As we headed back to Weston, we drove through Nailsea and spotted a group of youngsters who looked suspicious.
Sp Con Fowler said there had been a lot of antisocial behaviour problems in the area.
He explained: “We started by just asking them what they were doing, where they were going and doing a general welfare check.
“We explained why we were in the area, tackling antisocial behaviour as part of a community action plan and we asked if they had any alcohol on them.”
The youngsters, who were all underage, admitted to having cans of beer in their bags, which the two specials seized and disposed of.
Sp Sgt Harris said: “Following this incident, three other youths were spotted and we called them over for a similar conversation and during these enquiries, one of the males disclosed possession of alcohol and cannabis.”
The confiscated alcohol was poured away and the cannabis logged in the police station’s detained property room for testing.

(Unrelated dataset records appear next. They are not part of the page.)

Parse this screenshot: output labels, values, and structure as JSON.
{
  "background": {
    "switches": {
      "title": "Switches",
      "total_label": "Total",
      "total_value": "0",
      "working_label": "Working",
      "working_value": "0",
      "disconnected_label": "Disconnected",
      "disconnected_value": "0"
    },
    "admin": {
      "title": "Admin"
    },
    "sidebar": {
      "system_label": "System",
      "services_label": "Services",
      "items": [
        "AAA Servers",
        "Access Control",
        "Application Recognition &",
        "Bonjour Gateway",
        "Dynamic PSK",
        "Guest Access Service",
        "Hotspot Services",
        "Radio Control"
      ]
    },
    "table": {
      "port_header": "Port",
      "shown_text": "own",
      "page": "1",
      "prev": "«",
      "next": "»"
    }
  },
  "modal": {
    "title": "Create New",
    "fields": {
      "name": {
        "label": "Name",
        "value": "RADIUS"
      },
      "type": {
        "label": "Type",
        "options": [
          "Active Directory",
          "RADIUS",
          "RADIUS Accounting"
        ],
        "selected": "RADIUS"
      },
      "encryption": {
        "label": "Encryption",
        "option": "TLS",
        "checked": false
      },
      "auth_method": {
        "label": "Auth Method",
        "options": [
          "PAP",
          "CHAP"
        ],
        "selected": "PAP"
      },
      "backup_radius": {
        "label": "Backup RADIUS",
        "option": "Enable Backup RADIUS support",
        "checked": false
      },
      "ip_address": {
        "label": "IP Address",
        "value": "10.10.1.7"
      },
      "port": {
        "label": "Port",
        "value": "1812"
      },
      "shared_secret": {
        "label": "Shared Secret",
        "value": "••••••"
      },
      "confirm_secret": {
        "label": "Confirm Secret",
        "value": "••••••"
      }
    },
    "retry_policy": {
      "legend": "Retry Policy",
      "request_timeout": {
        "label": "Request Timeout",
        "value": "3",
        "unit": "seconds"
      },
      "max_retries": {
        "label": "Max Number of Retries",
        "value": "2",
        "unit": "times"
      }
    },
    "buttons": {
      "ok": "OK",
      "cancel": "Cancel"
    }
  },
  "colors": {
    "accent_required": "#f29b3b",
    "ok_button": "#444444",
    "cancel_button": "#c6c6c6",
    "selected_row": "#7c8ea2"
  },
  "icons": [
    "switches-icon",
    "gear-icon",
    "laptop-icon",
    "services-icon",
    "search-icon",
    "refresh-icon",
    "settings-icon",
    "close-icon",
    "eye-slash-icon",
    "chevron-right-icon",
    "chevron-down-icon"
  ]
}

Sp Con Fowler, who has been with the Special Constabulary for more than a year, took the wheel and was on the lookout for traffic violators.
Within a few minutes, we spotted a driver without a seatbelt on.
Sp Sgt Harris left Sp Con Fowler to deal with the offender, using it as an opportunity to test his colleague.
He explained: “During patrols I will always look to test my crew mate for areas where I think they might need experience or to reaffirm their confidence in their own ability.
“I certainly hope my colleagues, whether they are special constables or regular officers, will look to provide opportunities for me to test my ability and allow me to learn from their experience and skill.”
After a short break we were back on the road again and within minutes spotted a car with a broken rear light.
When the pair approached the car they identified a strong smell of cannabis coming from within.
The driver was asked to exit the vehicle to complete a roadside drug test, which involved running a swab around his mouth.
While waiting for the test results, Sp Con Fowler searched the car for signs of any drugs.
The test and search both came back negative and the officers took down the driver’s details and warned him about drug-driving before sending him on his way.
As the shift drew to a close, I began to realise j how tired I was.
The excitement of the last eight hours had kept me going and we were now sat in Weston Police Station filing evidence we had collected during the shift.
Sp Sgt Harris radioed in to sign off for the evening, and we were heading home.
HOW DO SPECIALS DIFFER FROM THE REGULAR POLICE?
The simple answer, there is no difference.
With the same policing powers and training available to move through the ranks and further develop skills, such as emergency driving, the only thing holding you back as a special is your own motivation.
Sp Sgt Harris said: “To be accepted into the police community is rewarding, there are strong bonds and friendships within.
“The support you receive from colleagues and supervisors is not like anything else I have known.
“Their working relationships and friendships are built on a mutual trust and respect which is proved and earned.”
HOW DO I GET INVOLVED? The Special Constabulary is looking for new recruits to join the team.
If you have at least four hours a week spare, can stay calm in a crisis, communicate clearly and work well with a team, then get in touch.
Read the full story in this week’s Mercury.